Peterborough’s Lawrence David was displaying a Sprinter with a split rear compartment: one-third dedicated to chilled loads, two-thirds to ambient. Equipped with an air management kit including side skirts, it is fitted with a Carrier Neos 100 fridge unit.
The weight of the necessary insulation and refrigeration equipment can eat deep
into the payload capacity of a temperature-controlled 3.5-tonner. as a consequence, some businesses may feel they have no option but to move up the weight scale, despite the fact that venturing over that all-important 3.5t barrier will render them liable to hold a heavy truck O licence and obey the Drivers’ Hours rules.
With their needs in mind, exhibitor Solomon has produced among other things a dual-compartment Sprinter 5.0-tonner capable of carrying both chilled and frozen cargo. Once again, the styling emphasises aerodynamics, with the fridge unit recessed into the body thereby reducing the overall height.
Displayed on the VFS stand was a 4.5t Nissan NT400 Cabstar with a high-strength steel
floor and alloy sides, plus full European Community Whole Vehicle Type approval.

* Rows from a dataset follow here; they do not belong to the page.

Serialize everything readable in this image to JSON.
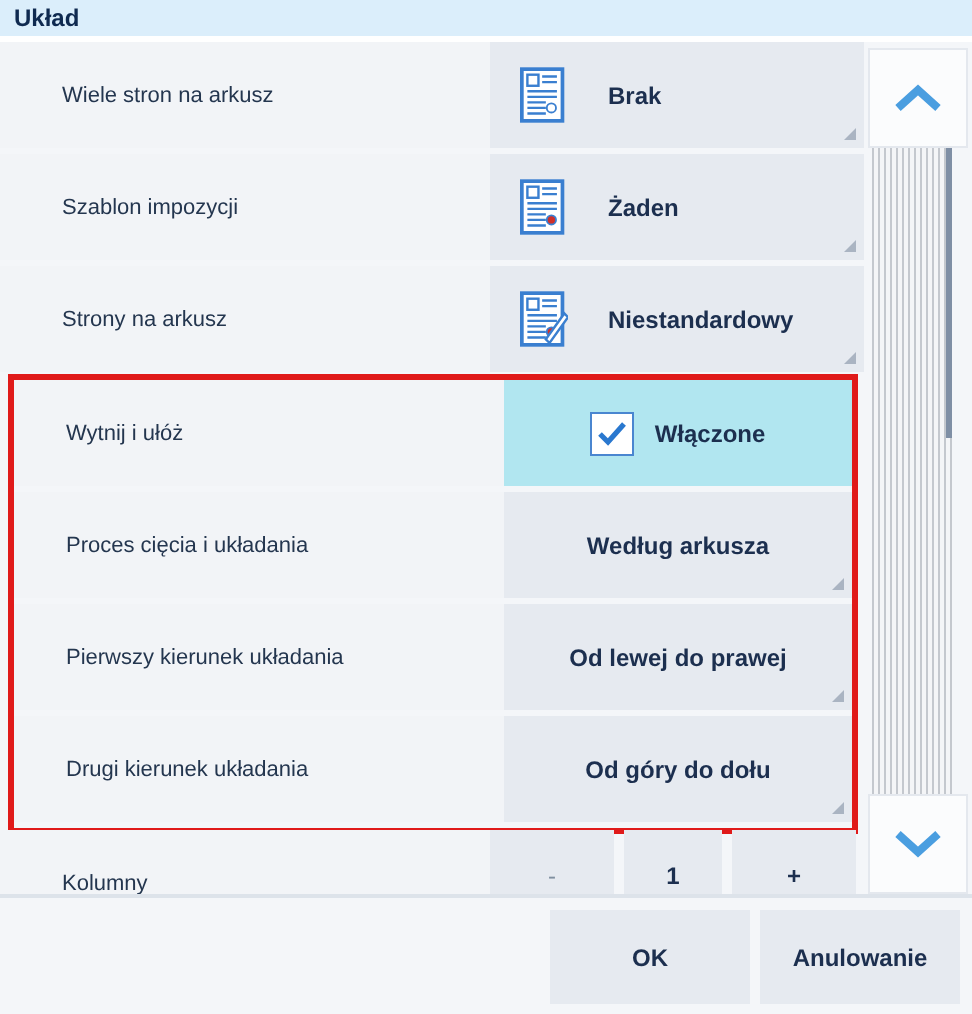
{
  "header": {
    "title": "Układ"
  },
  "setting_groups": [
    {
      "highlighted": false,
      "settings": [
        {
          "label": "Wiele stron na arkusz",
          "kind": "dropdown",
          "has_icon": true,
          "value": "Brak"
        },
        {
          "label": "Szablon impozycji",
          "kind": "dropdown",
          "has_icon": true,
          "value": "Żaden"
        },
        {
          "label": "Strony na arkusz",
          "kind": "dropdown",
          "has_icon": true,
          "value": "Niestandardowy"
        }
      ]
    },
    {
      "highlighted": true,
      "settings": [
        {
          "label": "Wytnij i ułóż",
          "kind": "checkbox",
          "checked": true,
          "value": "Włączone"
        },
        {
          "label": "Proces cięcia i układania",
          "kind": "dropdown",
          "has_icon": false,
          "value": "Według arkusza"
        },
        {
          "label": "Pierwszy kierunek układania",
          "kind": "dropdown",
          "has_icon": false,
          "value": "Od lewej do prawej"
        },
        {
          "label": "Drugi kierunek układania",
          "kind": "dropdown",
          "has_icon": false,
          "value": "Od góry do dołu"
        }
      ]
    },
    {
      "highlighted": false,
      "settings": [
        {
          "label": "Kolumny",
          "kind": "stepper",
          "minus": "-",
          "value": "1",
          "plus": "+"
        }
      ]
    }
  ],
  "buttons": [
    "OK",
    "Anulowanie"
  ]
}
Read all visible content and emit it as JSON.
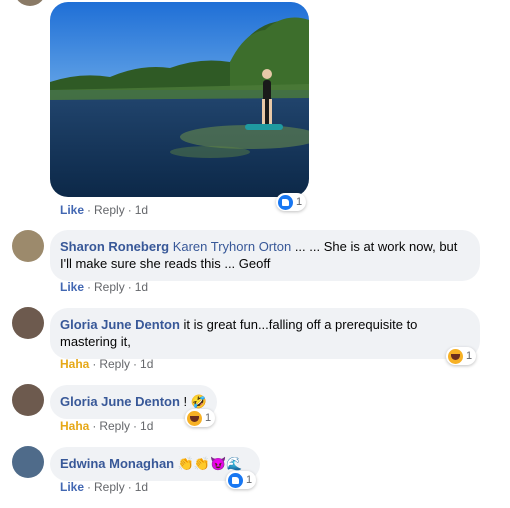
{
  "actions": {
    "like": "Like",
    "reply": "Reply",
    "haha": "Haha",
    "sep": "·"
  },
  "top_post": {
    "time": "1d",
    "reaction_count": "1"
  },
  "comments": [
    {
      "author": "Sharon Roneberg",
      "tagged": "Karen Tryhorn Orton",
      "text": " ... ... She is at work now, but I'll make sure she reads this ... Geoff",
      "reaction_label": "Like",
      "time": "1d"
    },
    {
      "author": "Gloria June Denton",
      "text": " it is great fun...falling off a prerequisite to mastering it,",
      "reaction_label": "Haha",
      "time": "1d",
      "reaction_count": "1"
    },
    {
      "author": "Gloria June Denton",
      "text": " ! 🤣",
      "reaction_label": "Haha",
      "time": "1d",
      "reaction_count": "1"
    },
    {
      "author": "Edwina Monaghan",
      "text": " 👏👏😈🌊",
      "reaction_label": "Like",
      "time": "1d",
      "reaction_count": "1"
    }
  ],
  "icons": {
    "like_reaction": "thumbs-up-icon",
    "haha_reaction": "haha-emoji-icon"
  }
}
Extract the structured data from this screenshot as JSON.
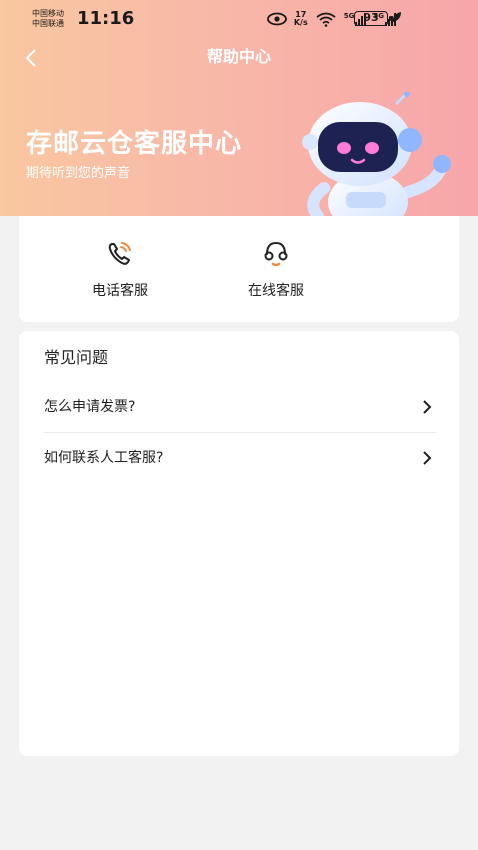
{
  "status_bar": {
    "carrier_1": "中国移动",
    "carrier_2": "中国联通",
    "time": "11:16",
    "speed_value": "17",
    "speed_unit": "K/s",
    "signal_1_label": "5G",
    "signal_2_label": "5G",
    "battery": "93"
  },
  "nav": {
    "title": "帮助中心"
  },
  "hero": {
    "title": "存邮云仓客服中心",
    "subtitle": "期待听到您的声音"
  },
  "services": [
    {
      "label": "电话客服",
      "icon": "phone-icon"
    },
    {
      "label": "在线客服",
      "icon": "headset-icon"
    }
  ],
  "faq": {
    "title": "常见问题",
    "items": [
      {
        "question": "怎么申请发票?"
      },
      {
        "question": "如何联系人工客服?"
      }
    ]
  },
  "colors": {
    "hero_gradient_start": "#f9c7a0",
    "hero_gradient_end": "#f7a6a9",
    "accent": "#ef8a3c",
    "background": "#f2f2f2"
  }
}
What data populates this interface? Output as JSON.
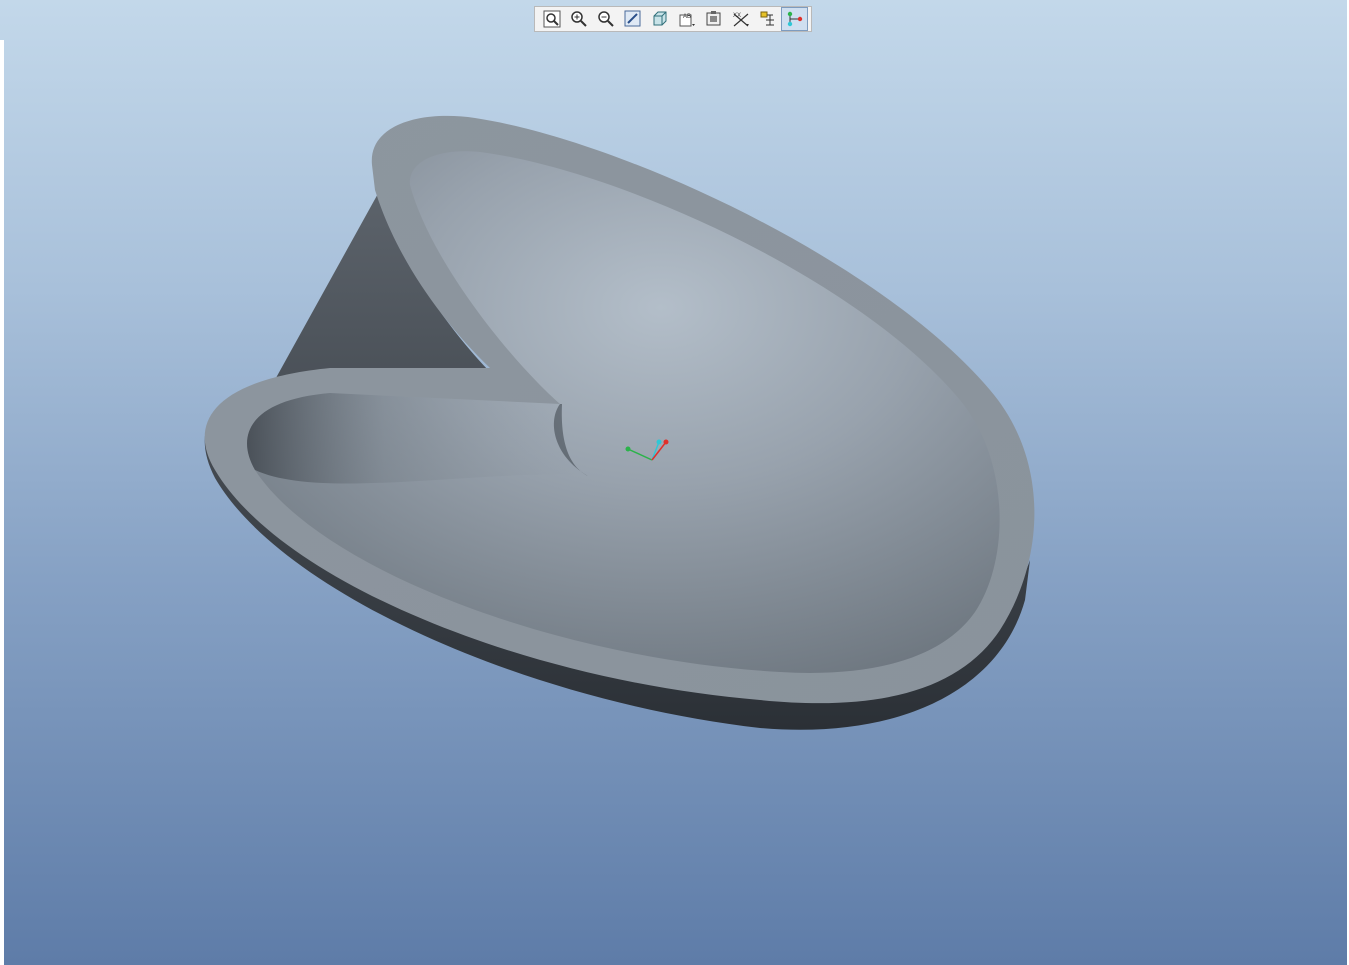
{
  "viewport": {
    "background_top": "#c3d8ea",
    "background_bottom": "#5e7ca8",
    "status_text": "",
    "model_color": "#8a939c"
  },
  "toolbar": {
    "buttons": [
      {
        "name": "refit-icon",
        "tooltip": ""
      },
      {
        "name": "zoom-in-icon",
        "tooltip": ""
      },
      {
        "name": "zoom-out-icon",
        "tooltip": ""
      },
      {
        "name": "repaint-icon",
        "tooltip": ""
      },
      {
        "name": "display-style-icon",
        "tooltip": ""
      },
      {
        "name": "saved-views-icon",
        "tooltip": ""
      },
      {
        "name": "view-manager-icon",
        "tooltip": ""
      },
      {
        "name": "datum-display-icon",
        "tooltip": ""
      },
      {
        "name": "annotation-display-icon",
        "tooltip": ""
      },
      {
        "name": "spin-center-icon",
        "tooltip": ""
      }
    ],
    "active_button": "spin-center-icon"
  },
  "triad": {
    "x_color": "#e0302a",
    "y_color": "#2bb34a",
    "z_color": "#2fc7d6"
  }
}
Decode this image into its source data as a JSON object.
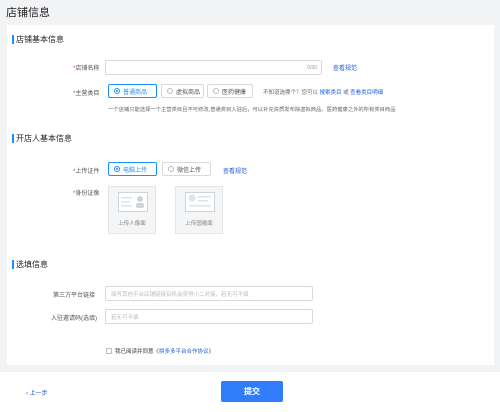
{
  "page_title": "店铺信息",
  "sections": {
    "basic": {
      "title": "店铺基本信息",
      "shop_name": {
        "label": "店铺名称",
        "value": "",
        "placeholder": "",
        "counter": "0/30",
        "link": "查看规范"
      },
      "category": {
        "label": "主营类目",
        "options": [
          "普通商品",
          "虚拟商品",
          "医药健康"
        ],
        "selected": "普通商品",
        "tip_prefix": "不知道选哪个？您可以",
        "tip_link1": "搜索类目",
        "tip_or": "或",
        "tip_link2": "查看类目明细",
        "hint": "一个店铺只能选择一个主营类目且不可修改,普通类目入驻后，可以补充资质发布除虚拟商品、医药健康之外的所有类目商品"
      }
    },
    "owner": {
      "title": "开店人基本信息",
      "upload_method": {
        "label": "上传证件",
        "options": [
          "电脑上传",
          "微信上传"
        ],
        "selected": "电脑上传",
        "link": "查看规范"
      },
      "id_card": {
        "label": "身份证像",
        "front_caption": "上传人像面",
        "back_caption": "上传国徽面"
      }
    },
    "optional": {
      "title": "选填信息",
      "third_party": {
        "label": "第三方平台链接",
        "placeholder": "填写其他平台店铺链接有机会获得小二对接，若无可不填"
      },
      "invite_code": {
        "label": "入驻邀请码(选填)",
        "placeholder": "若无可不填"
      }
    }
  },
  "agreement": {
    "text": "我已阅读并同意",
    "link": "《拼多多平台合作协议》"
  },
  "footer": {
    "back_label": "上一步",
    "submit_label": "提交"
  },
  "colors": {
    "accent": "#2f7dfb",
    "link": "#1e5bd6",
    "required": "#f5222d"
  }
}
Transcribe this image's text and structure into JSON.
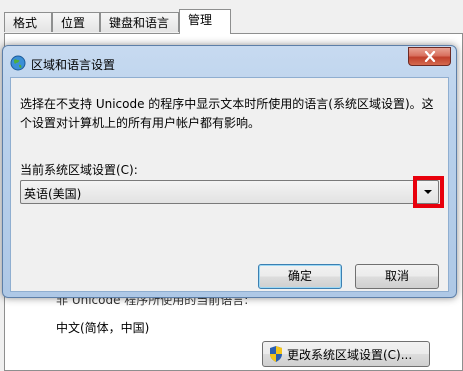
{
  "background": {
    "tabs": [
      "格式",
      "位置",
      "键盘和语言",
      "管理"
    ],
    "active_tab": 3,
    "partial_label": "非 Unicode 程序所使用的当前语言:",
    "current_locale": "中文(简体，中国)",
    "change_locale_button": "更改系统区域设置(C)..."
  },
  "dialog": {
    "title": "区域和语言设置",
    "description_line1": "选择在不支持 Unicode 的程序中显示文本时所使用的语言(系统区域设置)。这",
    "description_line2": "个设置对计算机上的所有用户帐户都有影响。",
    "combo_label": "当前系统区域设置(C):",
    "combo_value": "英语(美国)",
    "ok_label": "确定",
    "cancel_label": "取消",
    "highlight_color": "#e8000c"
  }
}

“We’ve already had an order for 10 from a local authority in Northern Ireland,” VFS sales and marketing manager, ashley Morris told What Van? Several of them are being equipped with DEL tail-lifts. Gross payload is 2.2– 2.3t depending on the exact specification of the product.
Based in Eastleigh, Hants, and an offshoot of Italian bodybuilding giant Scattolini, VFS is closely involved with Ford’s One Stop range of body conversions. “Our three-way tipper, for example, is a One Stop product,” said Morris.
“One of the big recent developments for us is the arrival of the utility cab version of the latest Transit double-cab chassis,” he continued. The rear part of the cab is used to create a reasonably secure area to store power tools and other items.
“The big advantage, of course, is that the doors are integrated with the vehicle’s central locking system,” said Morris. a utility cab Transit – the first in the UK–was on show on the stand.